THE DATA =>
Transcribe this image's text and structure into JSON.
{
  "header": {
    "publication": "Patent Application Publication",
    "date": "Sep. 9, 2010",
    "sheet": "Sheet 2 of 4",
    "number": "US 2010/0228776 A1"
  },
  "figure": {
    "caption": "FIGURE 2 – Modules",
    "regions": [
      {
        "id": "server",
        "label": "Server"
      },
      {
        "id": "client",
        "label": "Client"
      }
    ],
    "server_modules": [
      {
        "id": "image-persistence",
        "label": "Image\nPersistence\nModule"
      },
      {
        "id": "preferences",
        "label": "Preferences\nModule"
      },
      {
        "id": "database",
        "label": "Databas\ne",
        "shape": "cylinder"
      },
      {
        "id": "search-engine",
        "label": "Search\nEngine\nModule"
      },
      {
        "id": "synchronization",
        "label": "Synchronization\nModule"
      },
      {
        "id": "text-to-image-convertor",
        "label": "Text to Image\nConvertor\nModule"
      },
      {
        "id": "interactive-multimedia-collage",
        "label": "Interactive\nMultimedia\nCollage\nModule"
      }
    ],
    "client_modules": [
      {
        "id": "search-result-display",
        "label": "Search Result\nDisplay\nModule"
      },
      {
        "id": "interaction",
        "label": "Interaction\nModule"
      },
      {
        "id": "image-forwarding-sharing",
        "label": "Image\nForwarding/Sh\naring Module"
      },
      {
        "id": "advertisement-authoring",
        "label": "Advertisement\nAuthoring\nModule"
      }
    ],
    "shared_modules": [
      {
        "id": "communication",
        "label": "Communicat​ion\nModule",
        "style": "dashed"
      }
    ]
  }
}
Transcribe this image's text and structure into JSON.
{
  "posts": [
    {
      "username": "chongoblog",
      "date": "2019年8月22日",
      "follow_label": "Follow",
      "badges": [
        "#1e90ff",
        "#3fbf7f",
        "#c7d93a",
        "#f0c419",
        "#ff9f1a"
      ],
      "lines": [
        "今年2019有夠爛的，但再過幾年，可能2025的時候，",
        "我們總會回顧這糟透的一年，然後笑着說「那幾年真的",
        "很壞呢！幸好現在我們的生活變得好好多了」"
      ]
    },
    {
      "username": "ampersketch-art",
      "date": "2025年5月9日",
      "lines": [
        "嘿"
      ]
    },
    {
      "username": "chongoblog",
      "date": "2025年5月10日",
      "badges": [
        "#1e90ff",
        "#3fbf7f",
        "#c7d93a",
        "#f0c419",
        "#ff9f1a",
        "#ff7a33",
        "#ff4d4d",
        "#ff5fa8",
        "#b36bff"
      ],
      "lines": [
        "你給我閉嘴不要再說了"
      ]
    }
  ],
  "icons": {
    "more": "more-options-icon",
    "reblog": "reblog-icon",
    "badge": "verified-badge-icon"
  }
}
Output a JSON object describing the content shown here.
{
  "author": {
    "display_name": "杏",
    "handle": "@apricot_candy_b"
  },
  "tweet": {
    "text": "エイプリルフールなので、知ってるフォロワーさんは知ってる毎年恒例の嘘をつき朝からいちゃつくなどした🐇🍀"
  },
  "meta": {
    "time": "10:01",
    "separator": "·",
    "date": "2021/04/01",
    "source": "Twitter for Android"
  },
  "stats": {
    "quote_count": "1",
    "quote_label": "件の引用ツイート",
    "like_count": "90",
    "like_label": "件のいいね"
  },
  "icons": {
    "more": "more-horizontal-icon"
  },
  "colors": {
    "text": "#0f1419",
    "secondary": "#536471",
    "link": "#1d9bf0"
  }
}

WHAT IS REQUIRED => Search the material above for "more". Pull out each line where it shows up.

WORKED SOLUTION =>
    "more": "more-options-icon",
    "more": "more-horizontal-icon"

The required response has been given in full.